Insulin stimulates glucose uptake through the translocation of the glucose transporter GLUT4 to the plasma membrane. The exocyst complex tethers GLUT4-containing vesicles to the plasma membrane, a process that requires the binding of the G protein (heterotrimeric guanine nucleotide–binding protein) RalA to the exocyst complex. We report that upon activation of RalA, the protein kinase TBK1 phosphorylated the exocyst subunit Exo84. Knockdown of TBK1 blocked insulin-stimulated glucose uptake and GLUT4 translocation; knockout of TBK1 in adipocytes blocked insulin-stimulated glucose uptake; and ectopic overexpression of a kinase-inactive mutant of TBK1 reduced insulin-stimulated glucose uptake in 3T3-L1 adipocytes. The phosphorylation of Exo84 by TBK1 reduced its affinity for RalA and enabled its release from the exocyst. Overexpression of a kinase-inactive mutant of TBK1 blocked the dissociation of the TBK1/RalA/exocyst complex, and treatment of 3T3-L1 adipocytes with specific inhibitors of TBK1 reduced the rate of complex dissociation. Introduction of phosphorylation-mimicking or nonphosphorylatable mutant forms of Exo84 blocked insulin-stimulated GLUT4 translocation.

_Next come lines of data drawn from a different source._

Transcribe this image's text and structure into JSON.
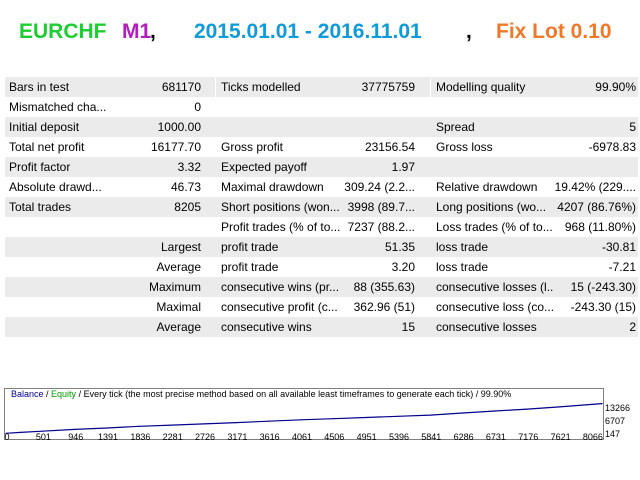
{
  "title": {
    "pair": "EURCHF",
    "timeframe": "M1",
    "comma1": ",",
    "dates": "2015.01.01 - 2016.11.01",
    "comma2": ",",
    "lot": "Fix Lot 0.10",
    "colors": {
      "pair": "#1fcc33",
      "timeframe": "#b01db8",
      "dates": "#119ad8",
      "lot": "#f0782a"
    }
  },
  "stats": {
    "bars_in_test_label": "Bars in test",
    "bars_in_test": "681170",
    "ticks_modelled_label": "Ticks modelled",
    "ticks_modelled": "37775759",
    "modelling_quality_label": "Modelling quality",
    "modelling_quality": "99.90%",
    "modelling_quality_fraction": 0.999,
    "mismatched_label": "Mismatched cha...",
    "mismatched": "0",
    "initial_deposit_label": "Initial deposit",
    "initial_deposit": "1000.00",
    "spread_label": "Spread",
    "spread": "5",
    "total_net_profit_label": "Total net profit",
    "total_net_profit": "16177.70",
    "gross_profit_label": "Gross profit",
    "gross_profit": "23156.54",
    "gross_loss_label": "Gross loss",
    "gross_loss": "-6978.83",
    "profit_factor_label": "Profit factor",
    "profit_factor": "3.32",
    "expected_payoff_label": "Expected payoff",
    "expected_payoff": "1.97",
    "absolute_drawdown_label": "Absolute drawd...",
    "absolute_drawdown": "46.73",
    "maximal_drawdown_label": "Maximal drawdown",
    "maximal_drawdown": "309.24 (2.2...",
    "relative_drawdown_label": "Relative drawdown",
    "relative_drawdown": "19.42% (229....",
    "total_trades_label": "Total trades",
    "total_trades": "8205",
    "short_positions_label": "Short positions (won...",
    "short_positions": "3998 (89.7...",
    "long_positions_label": "Long positions (wo...",
    "long_positions": "4207 (86.76%)",
    "profit_trades_label": "Profit trades (% of to...",
    "profit_trades": "7237 (88.2...",
    "loss_trades_label": "Loss trades (% of to...",
    "loss_trades": "968 (11.80%)",
    "largest_label": "Largest",
    "largest_profit_label": "profit trade",
    "largest_profit": "51.35",
    "largest_loss_label": "loss trade",
    "largest_loss": "-30.81",
    "average_label": "Average",
    "average_profit_label": "profit trade",
    "average_profit": "3.20",
    "average_loss_label": "loss trade",
    "average_loss": "-7.21",
    "maximum_label": "Maximum",
    "max_consec_wins_label": "consecutive wins (pr...",
    "max_consec_wins": "88 (355.63)",
    "max_consec_losses_label": "consecutive losses (l...",
    "max_consec_losses": "15 (-243.30)",
    "maximal_label": "Maximal",
    "maximal_consec_profit_label": "consecutive profit (c...",
    "maximal_consec_profit": "362.96 (51)",
    "maximal_consec_loss_label": "consecutive loss (co...",
    "maximal_consec_loss": "-243.30 (15)",
    "average2_label": "Average",
    "avg_consec_wins_label": "consecutive wins",
    "avg_consec_wins": "15",
    "avg_consec_losses_label": "consecutive losses",
    "avg_consec_losses": "2"
  },
  "chart": {
    "legend_balance": "Balance",
    "legend_sep1": " / ",
    "legend_equity": "Equity",
    "legend_rest": " / Every tick (the most precise method based on all available least timeframes to generate each tick) / 99.90%",
    "y_ticks": [
      "13266",
      "6707",
      "147"
    ],
    "x_ticks": [
      "0",
      "501",
      "946",
      "1391",
      "1836",
      "2281",
      "2726",
      "3171",
      "3616",
      "4061",
      "4506",
      "4951",
      "5396",
      "5841",
      "6286",
      "6731",
      "7176",
      "7621",
      "8066"
    ]
  },
  "chart_data": {
    "type": "line",
    "title": "",
    "xlabel": "",
    "ylabel": "",
    "ylim": [
      147,
      16500
    ],
    "xlim": [
      0,
      8205
    ],
    "series": [
      {
        "name": "Balance",
        "color": "#00008b",
        "x": [
          0,
          200,
          501,
          946,
          1391,
          1836,
          2281,
          2726,
          3171,
          3616,
          4061,
          4506,
          4951,
          5396,
          5841,
          6286,
          6731,
          7176,
          7621,
          8066,
          8205
        ],
        "y": [
          1000,
          1500,
          2100,
          3000,
          3700,
          4600,
          5200,
          5800,
          6500,
          7200,
          7900,
          8500,
          9100,
          9700,
          10300,
          11400,
          12400,
          13400,
          14500,
          15800,
          16178
        ]
      }
    ]
  }
}
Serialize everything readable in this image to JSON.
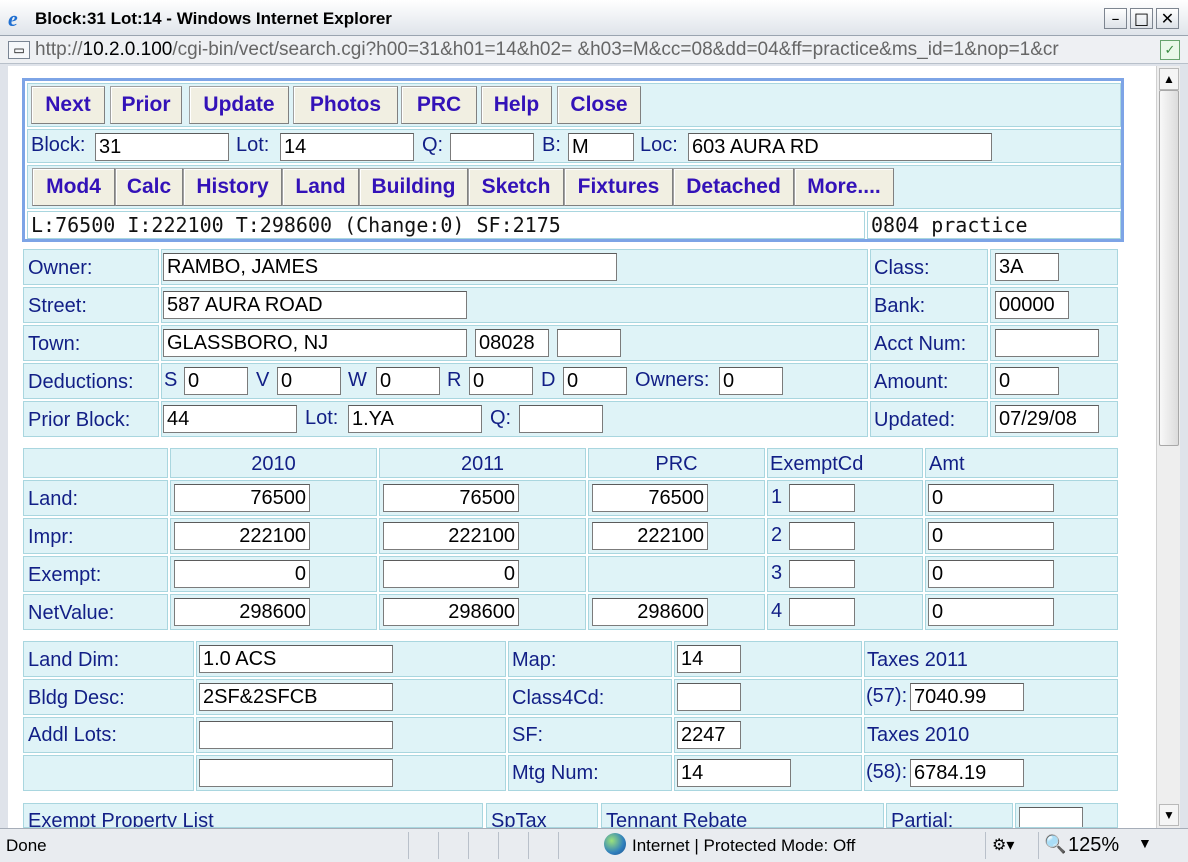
{
  "window": {
    "title": "Block:31 Lot:14 - Windows Internet Explorer"
  },
  "address": {
    "prefix": "http://",
    "host": "10.2.0.100",
    "path": "/cgi-bin/vect/search.cgi?h00=31&h01=14&h02= &h03=M&cc=08&dd=04&ff=practice&ms_id=1&nop=1&cr"
  },
  "toolbar1": [
    "Next",
    "Prior",
    "Update",
    "Photos",
    "PRC",
    "Help",
    "Close"
  ],
  "lookup": {
    "block_label": "Block:",
    "block": "31",
    "lot_label": "Lot:",
    "lot": "14",
    "q_label": "Q:",
    "q": "",
    "b_label": "B:",
    "b": "M",
    "loc_label": "Loc:",
    "loc": "603 AURA RD"
  },
  "toolbar2": [
    "Mod4",
    "Calc",
    "History",
    "Land",
    "Building",
    "Sketch",
    "Fixtures",
    "Detached",
    "More...."
  ],
  "summary": {
    "line": "L:76500 I:222100 T:298600 (Change:0) SF:2175",
    "db": "0804 practice"
  },
  "owner": {
    "owner_label": "Owner:",
    "owner": "RAMBO, JAMES",
    "street_label": "Street:",
    "street": "587 AURA ROAD",
    "town_label": "Town:",
    "town": "GLASSBORO, NJ",
    "zip": "08028",
    "zip4": "",
    "deductions_label": "Deductions:",
    "s_label": "S",
    "s": "0",
    "v_label": "V",
    "v": "0",
    "w_label": "W",
    "w": "0",
    "r_label": "R",
    "r": "0",
    "d_label": "D",
    "d": "0",
    "owners_label": "Owners:",
    "owners": "0",
    "prior_block_label": "Prior Block:",
    "prior_block": "44",
    "lot_label": "Lot:",
    "lot": "1.YA",
    "q_label": "Q:",
    "q": "",
    "class_label": "Class:",
    "class": "3A",
    "bank_label": "Bank:",
    "bank": "00000",
    "acct_label": "Acct Num:",
    "acct": "",
    "amount_label": "Amount:",
    "amount": "0",
    "updated_label": "Updated:",
    "updated": "07/29/08"
  },
  "values": {
    "headers": [
      "2010",
      "2011",
      "PRC",
      "ExemptCd",
      "Amt"
    ],
    "rows": [
      {
        "label": "Land:",
        "y2010": "76500",
        "y2011": "76500",
        "prc": "76500",
        "code_no": "1",
        "code": "",
        "amt": "0"
      },
      {
        "label": "Impr:",
        "y2010": "222100",
        "y2011": "222100",
        "prc": "222100",
        "code_no": "2",
        "code": "",
        "amt": "0"
      },
      {
        "label": "Exempt:",
        "y2010": "0",
        "y2011": "0",
        "prc": "",
        "code_no": "3",
        "code": "",
        "amt": "0"
      },
      {
        "label": "NetValue:",
        "y2010": "298600",
        "y2011": "298600",
        "prc": "298600",
        "code_no": "4",
        "code": "",
        "amt": "0"
      }
    ]
  },
  "details": {
    "land_dim_label": "Land Dim:",
    "land_dim": "1.0 ACS",
    "bldg_desc_label": "Bldg Desc:",
    "bldg_desc": "2SF&2SFCB",
    "addl_lots_label": "Addl Lots:",
    "addl_lots": "",
    "addl_lots2": "",
    "map_label": "Map:",
    "map": "14",
    "class4_label": "Class4Cd:",
    "class4": "",
    "sf_label": "SF:",
    "sf": "2247",
    "mtg_label": "Mtg Num:",
    "mtg": "14",
    "taxes2011_label": "Taxes 2011",
    "t57_label": "(57):",
    "t57": "7040.99",
    "taxes2010_label": "Taxes 2010",
    "t58_label": "(58):",
    "t58": "6784.19"
  },
  "bottom": {
    "exempt_list": "Exempt Property List",
    "sptax": "SpTax",
    "tennant": "Tennant Rebate",
    "partial": "Partial:"
  },
  "status": {
    "done": "Done",
    "zone": "Internet | Protected Mode: Off",
    "zoom": "125%"
  }
}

Thus, these data indicate that TBK1 controls GLUT4 vesicle engagement and disengagement from the exocyst, suggesting that exocyst components not only constitute a tethering complex for the GLUT4 vesicle but also act as “gatekeepers” controlling vesicle fusion at the plasma membrane.